Back in 2014, volunteers from the Ocean Friendly Gardens (OFG) Sub-Committee of the New York City Surfrider Chapter created a 500 square foot bio-swale. It was the first citizen-led bio-swale project, turning a neglected parkway into a beautiful, functional space (read more here). The site needed some weeding, new plants and more mulch. So the Chapter's OFG Progam Lead (and Executive-at-Large), Jason Camhi, organized the maintenance day.
"Bio-swale" is a combination of two elements: "bio" meaning plants and soil, and "swale" meaning a space to retain water. This one absorbs rain waters coming off the nearby cement sidewalk, with the soil filtering pollutants and sponging up water for plants to tap during dry months. Because the storm drain and sewer pipes are combined in NYC, the bio-swale reduces the chances of a combined sewer overflow, i.e., raw sewage dumped into the river. In this case, the river is just a few hundred feet away (in the background of the picture at left).

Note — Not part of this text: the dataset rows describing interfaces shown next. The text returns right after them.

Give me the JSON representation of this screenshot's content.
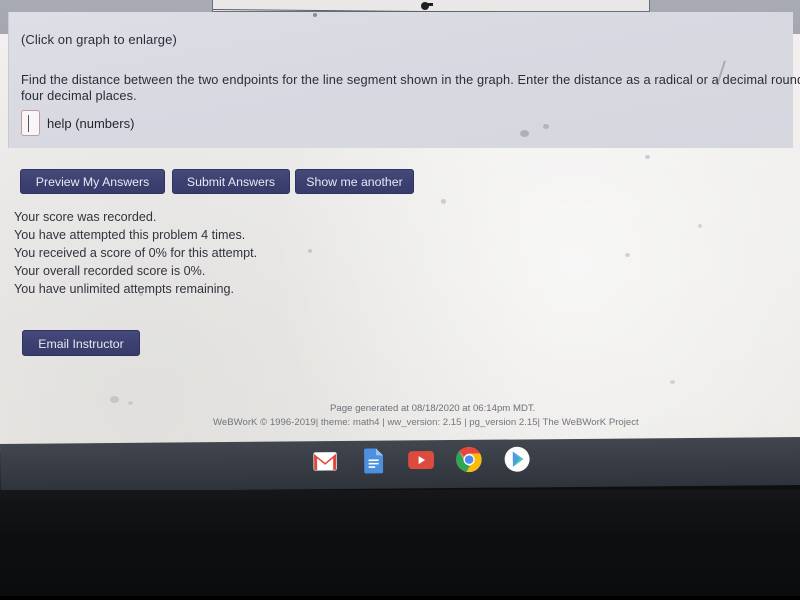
{
  "graph": {
    "caption": "(Click on graph to enlarge)",
    "endpoint_marker": "line-endpoint-dot"
  },
  "problem": {
    "line1": "Find the distance between the two endpoints for the line segment shown in the graph. Enter the distance as a radical or a decimal rounded to",
    "line2": "four decimal places.",
    "answer_value": "",
    "answer_placeholder": "",
    "help_label": "help (numbers)"
  },
  "buttons": {
    "preview": "Preview My Answers",
    "submit": "Submit Answers",
    "show_another": "Show me another",
    "email_instructor": "Email Instructor",
    "color": "#3c4070"
  },
  "status": {
    "lines": [
      "Your score was recorded.",
      "You have attempted this problem 4 times.",
      "You received a score of 0% for this attempt.",
      "Your overall recorded score is 0%.",
      "You have unlimited attempts remaining."
    ]
  },
  "footer": {
    "generated": "Page generated at 08/18/2020 at 06:14pm MDT.",
    "version": "WeBWorK © 1996-2019| theme: math4 | ww_version: 2.15 | pg_version 2.15| The WeBWorK Project"
  },
  "taskbar": {
    "icons": [
      {
        "name": "gmail-icon",
        "label": "Gmail"
      },
      {
        "name": "google-docs-icon",
        "label": "Docs"
      },
      {
        "name": "youtube-icon",
        "label": "YouTube"
      },
      {
        "name": "chrome-icon",
        "label": "Chrome"
      },
      {
        "name": "play-store-icon",
        "label": "Play Store"
      }
    ]
  }
}
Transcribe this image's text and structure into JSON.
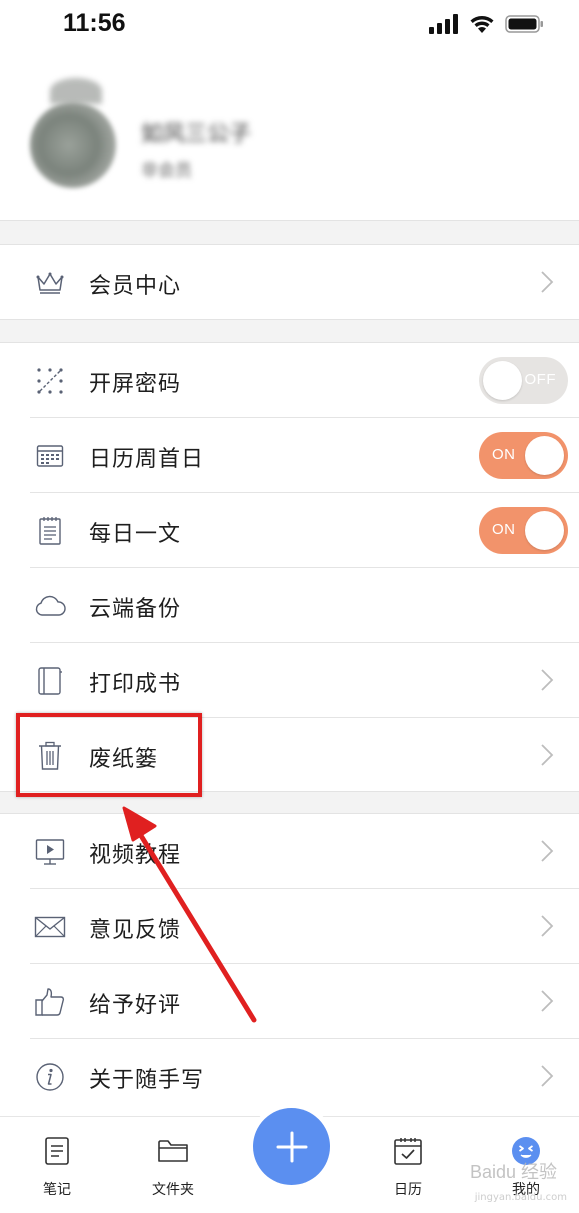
{
  "status_bar": {
    "time": "11:56"
  },
  "profile": {
    "name": "如风三公子",
    "tag": "非会员"
  },
  "menu": {
    "vip": {
      "label": "会员中心",
      "icon": "crown-icon"
    },
    "screen_lock": {
      "label": "开屏密码",
      "icon": "pattern-lock-icon",
      "toggle": "OFF"
    },
    "calendar_week": {
      "label": "日历周首日",
      "icon": "calendar-icon",
      "toggle": "ON"
    },
    "daily_article": {
      "label": "每日一文",
      "icon": "notepad-icon",
      "toggle": "ON"
    },
    "cloud_backup": {
      "label": "云端备份",
      "icon": "cloud-icon"
    },
    "print_book": {
      "label": "打印成书",
      "icon": "book-icon"
    },
    "trash": {
      "label": "废纸篓",
      "icon": "trash-icon"
    },
    "video_tutorial": {
      "label": "视频教程",
      "icon": "video-icon"
    },
    "feedback": {
      "label": "意见反馈",
      "icon": "envelope-icon"
    },
    "rate": {
      "label": "给予好评",
      "icon": "thumbs-up-icon"
    },
    "about": {
      "label": "关于随手写",
      "icon": "info-icon"
    }
  },
  "tabbar": {
    "notes": "笔记",
    "folders": "文件夹",
    "calendar": "日历",
    "mine": "我的"
  },
  "watermark": {
    "brand": "Baidu 经验",
    "url": "jingyan.baidu.com"
  },
  "colors": {
    "accent_toggle": "#f2936b",
    "fab": "#5b8ff0",
    "annotation": "#e02020"
  }
}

The workday was done on May 27th, and once again, volunteers from Surfrider, Loomstate and Lower East Side Ecology Center got their hands dirty. Surfrider staff John Weber (East Coast Regional Manager) and Matt Gove (Mid-Atlantic Policy Manager) joined in, as well. Now the bioswale is in great shape. They got lots of "thank you’s" from members of the community as they were walking by! Click here to see more pictures in a NYC FB post.
To help inspire others to change their landscapes, Jason created an OFG webpage on the chapter's website (pictured at left). He took the webpage template posted on Chapternet and modified the content to fit NYC.